• What you have to do
From the listing below, pull each line that includes "Best".

• The data
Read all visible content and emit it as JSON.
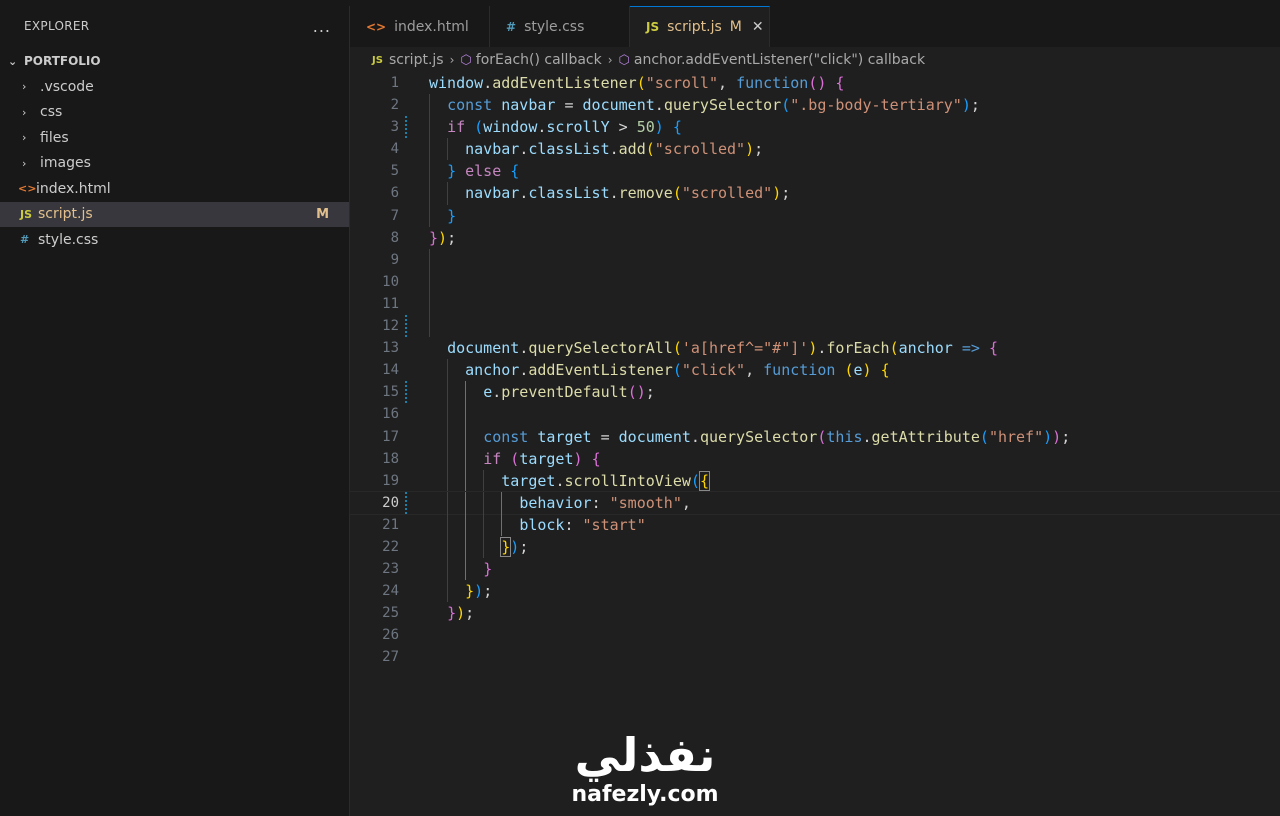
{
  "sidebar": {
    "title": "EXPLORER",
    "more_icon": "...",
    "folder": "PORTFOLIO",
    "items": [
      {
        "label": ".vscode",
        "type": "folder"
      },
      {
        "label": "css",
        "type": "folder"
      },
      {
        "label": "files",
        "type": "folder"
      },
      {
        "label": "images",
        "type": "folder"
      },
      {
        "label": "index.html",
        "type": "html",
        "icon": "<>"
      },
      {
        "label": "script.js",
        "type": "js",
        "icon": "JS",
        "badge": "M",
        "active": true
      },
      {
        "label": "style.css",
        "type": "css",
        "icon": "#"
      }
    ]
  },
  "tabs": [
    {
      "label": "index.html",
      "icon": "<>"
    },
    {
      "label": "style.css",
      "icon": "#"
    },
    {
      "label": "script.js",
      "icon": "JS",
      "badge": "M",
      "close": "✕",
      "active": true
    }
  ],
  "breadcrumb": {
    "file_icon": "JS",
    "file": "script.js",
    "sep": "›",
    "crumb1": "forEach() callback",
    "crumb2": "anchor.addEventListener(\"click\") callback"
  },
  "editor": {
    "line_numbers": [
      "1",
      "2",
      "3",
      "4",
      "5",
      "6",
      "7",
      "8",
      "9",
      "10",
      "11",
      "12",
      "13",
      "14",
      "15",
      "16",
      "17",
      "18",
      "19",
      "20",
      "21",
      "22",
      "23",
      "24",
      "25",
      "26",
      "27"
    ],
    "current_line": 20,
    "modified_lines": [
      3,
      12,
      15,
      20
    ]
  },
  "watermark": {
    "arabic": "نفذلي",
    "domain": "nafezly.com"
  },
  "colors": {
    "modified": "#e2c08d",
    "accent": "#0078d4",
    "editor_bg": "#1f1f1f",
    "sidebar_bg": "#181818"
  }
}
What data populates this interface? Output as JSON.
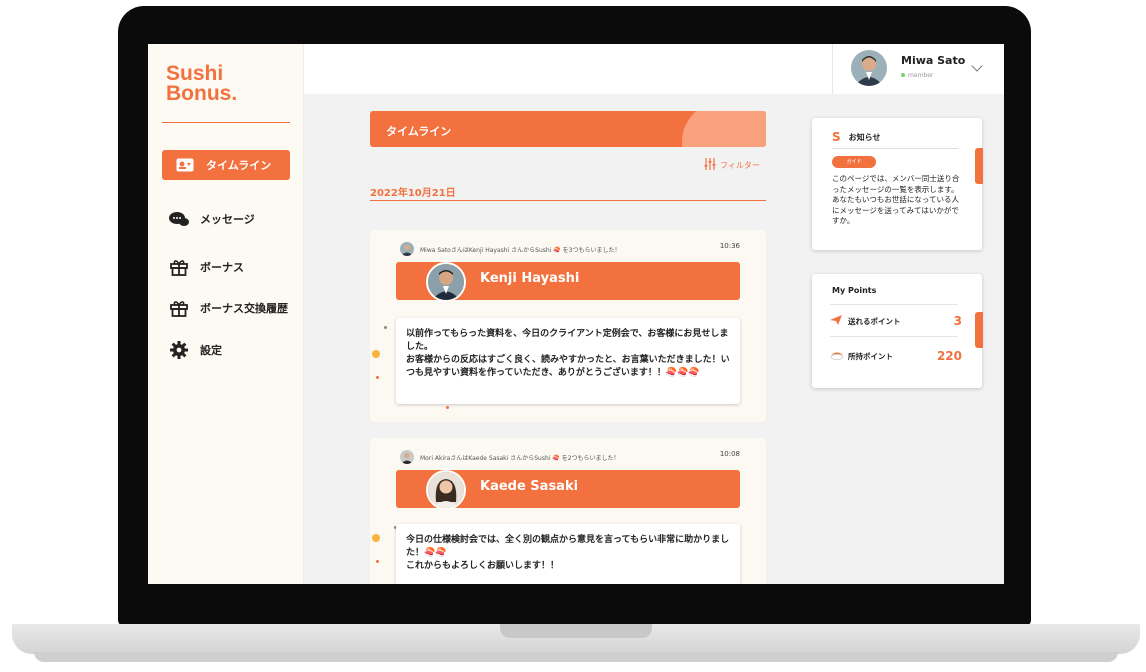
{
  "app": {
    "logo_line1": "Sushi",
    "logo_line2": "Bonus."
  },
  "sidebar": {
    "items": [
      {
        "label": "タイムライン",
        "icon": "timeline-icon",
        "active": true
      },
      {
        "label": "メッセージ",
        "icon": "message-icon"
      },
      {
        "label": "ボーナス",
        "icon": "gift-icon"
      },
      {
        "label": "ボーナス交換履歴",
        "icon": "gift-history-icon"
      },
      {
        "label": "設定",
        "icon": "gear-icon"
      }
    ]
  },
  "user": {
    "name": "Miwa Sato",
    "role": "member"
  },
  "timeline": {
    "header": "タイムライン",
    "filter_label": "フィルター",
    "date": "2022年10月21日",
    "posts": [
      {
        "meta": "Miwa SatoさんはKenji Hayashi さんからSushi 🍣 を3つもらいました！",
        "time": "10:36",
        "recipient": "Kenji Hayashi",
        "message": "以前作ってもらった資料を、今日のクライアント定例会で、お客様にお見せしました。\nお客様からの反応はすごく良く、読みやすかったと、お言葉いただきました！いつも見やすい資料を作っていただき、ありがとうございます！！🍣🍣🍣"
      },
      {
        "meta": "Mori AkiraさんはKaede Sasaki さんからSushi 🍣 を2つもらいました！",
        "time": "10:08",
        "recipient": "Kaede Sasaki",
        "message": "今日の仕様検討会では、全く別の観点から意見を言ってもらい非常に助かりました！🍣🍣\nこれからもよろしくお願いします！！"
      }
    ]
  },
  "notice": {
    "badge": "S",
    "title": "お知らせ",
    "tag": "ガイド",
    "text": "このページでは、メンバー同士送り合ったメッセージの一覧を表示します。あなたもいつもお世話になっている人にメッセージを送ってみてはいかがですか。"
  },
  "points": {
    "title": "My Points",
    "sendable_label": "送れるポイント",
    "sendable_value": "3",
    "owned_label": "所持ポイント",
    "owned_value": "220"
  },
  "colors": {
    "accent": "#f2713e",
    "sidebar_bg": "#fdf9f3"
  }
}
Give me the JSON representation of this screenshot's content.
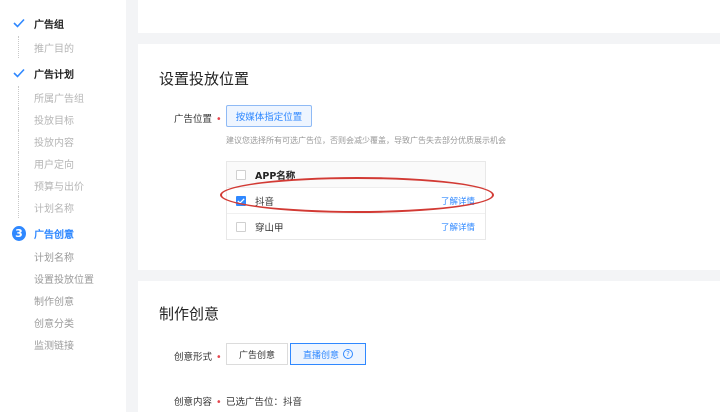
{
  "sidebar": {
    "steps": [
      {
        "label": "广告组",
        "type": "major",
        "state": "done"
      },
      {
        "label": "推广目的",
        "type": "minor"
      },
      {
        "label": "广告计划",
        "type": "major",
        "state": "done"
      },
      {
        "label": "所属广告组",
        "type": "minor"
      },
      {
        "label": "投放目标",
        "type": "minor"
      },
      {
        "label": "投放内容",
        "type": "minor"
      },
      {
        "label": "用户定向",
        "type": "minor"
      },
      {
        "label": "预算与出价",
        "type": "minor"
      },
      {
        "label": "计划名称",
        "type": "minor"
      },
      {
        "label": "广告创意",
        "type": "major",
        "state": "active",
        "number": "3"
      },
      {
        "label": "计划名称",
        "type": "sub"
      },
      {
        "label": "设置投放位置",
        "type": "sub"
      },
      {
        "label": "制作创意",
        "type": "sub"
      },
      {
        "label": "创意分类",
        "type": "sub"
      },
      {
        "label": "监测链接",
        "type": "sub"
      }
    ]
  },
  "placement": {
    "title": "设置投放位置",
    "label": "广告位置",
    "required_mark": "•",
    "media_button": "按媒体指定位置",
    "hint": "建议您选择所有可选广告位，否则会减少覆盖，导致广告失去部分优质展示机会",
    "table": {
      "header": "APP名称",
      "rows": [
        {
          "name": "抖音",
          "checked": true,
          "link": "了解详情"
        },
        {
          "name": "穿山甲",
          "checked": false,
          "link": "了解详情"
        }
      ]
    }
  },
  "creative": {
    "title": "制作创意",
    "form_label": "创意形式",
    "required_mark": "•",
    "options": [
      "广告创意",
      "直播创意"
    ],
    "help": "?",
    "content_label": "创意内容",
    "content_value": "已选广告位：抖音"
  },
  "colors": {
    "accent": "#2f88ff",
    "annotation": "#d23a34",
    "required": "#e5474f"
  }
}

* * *

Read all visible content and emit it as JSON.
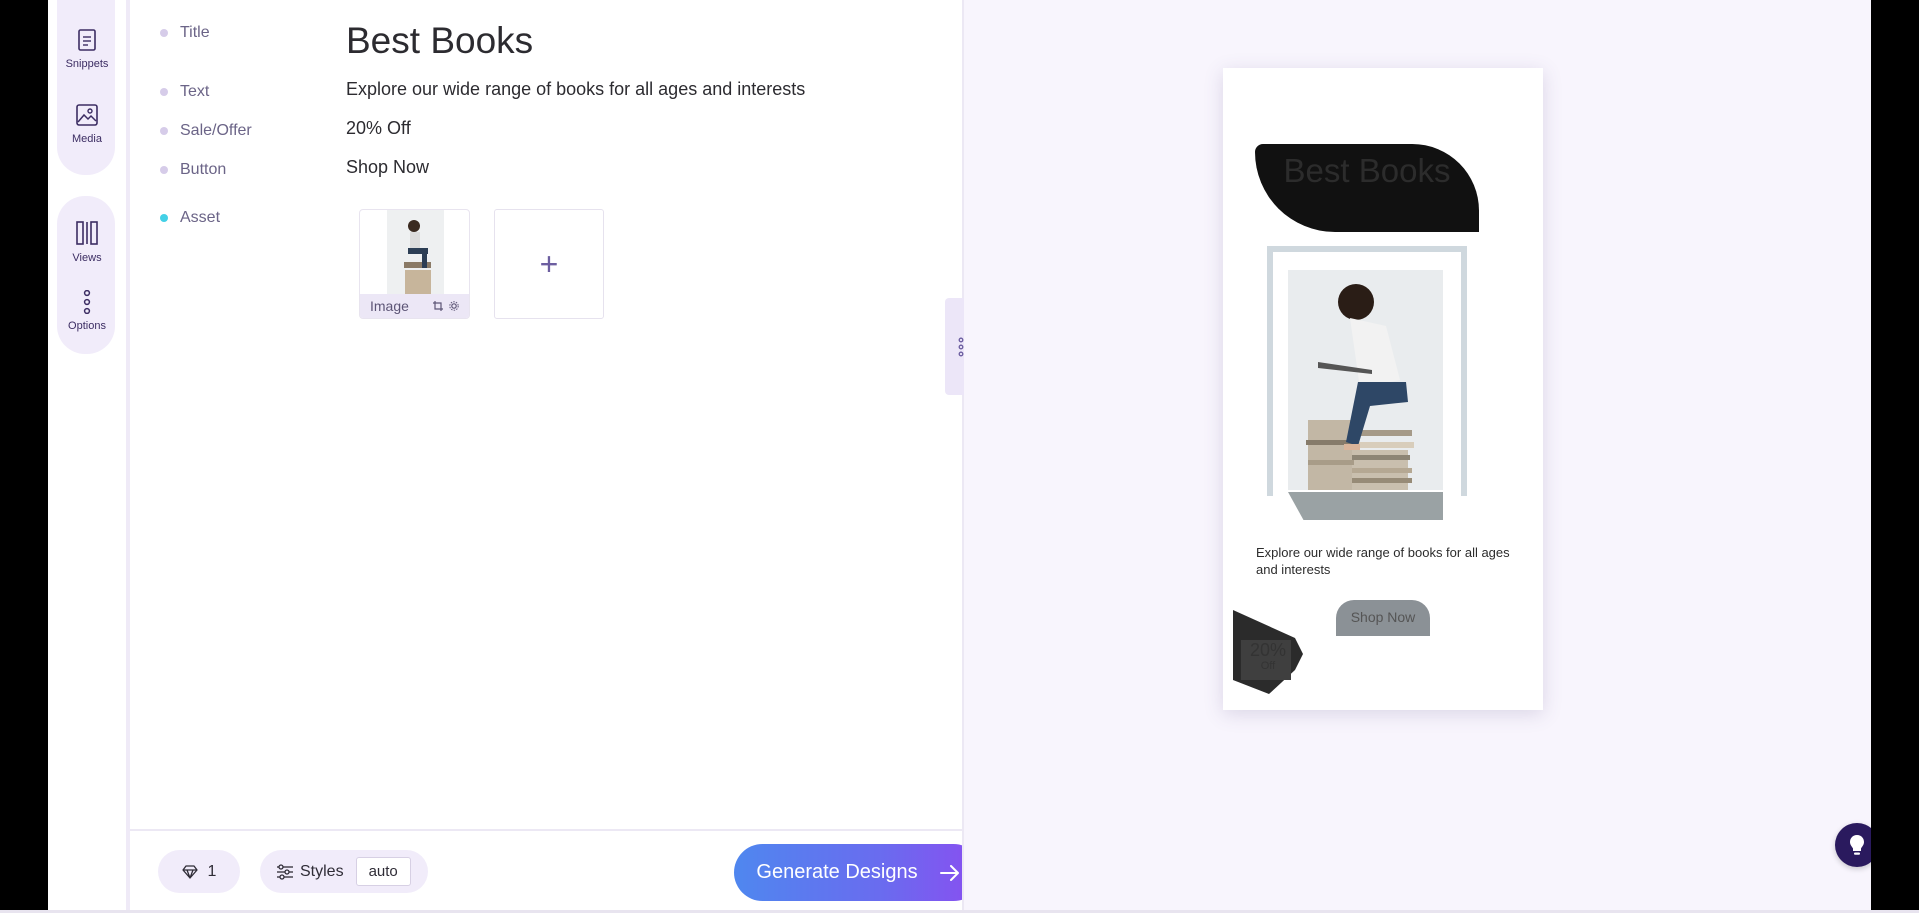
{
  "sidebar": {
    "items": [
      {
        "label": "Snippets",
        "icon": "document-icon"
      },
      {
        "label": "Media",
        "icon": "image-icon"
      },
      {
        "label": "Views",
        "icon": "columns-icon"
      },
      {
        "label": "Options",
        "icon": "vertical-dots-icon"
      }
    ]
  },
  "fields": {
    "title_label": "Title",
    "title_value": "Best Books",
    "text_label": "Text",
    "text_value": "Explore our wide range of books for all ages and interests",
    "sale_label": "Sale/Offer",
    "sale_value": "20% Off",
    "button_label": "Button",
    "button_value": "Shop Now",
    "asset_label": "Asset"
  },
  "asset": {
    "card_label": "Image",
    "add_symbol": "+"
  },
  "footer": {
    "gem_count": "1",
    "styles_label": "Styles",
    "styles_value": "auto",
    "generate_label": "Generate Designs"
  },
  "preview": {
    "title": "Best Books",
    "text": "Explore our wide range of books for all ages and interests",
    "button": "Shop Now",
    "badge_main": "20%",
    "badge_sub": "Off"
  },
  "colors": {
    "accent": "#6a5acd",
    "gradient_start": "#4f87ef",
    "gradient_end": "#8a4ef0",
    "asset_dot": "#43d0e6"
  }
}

• Response to this task
    "title_value": "Best Books",
    "title": "Best Books",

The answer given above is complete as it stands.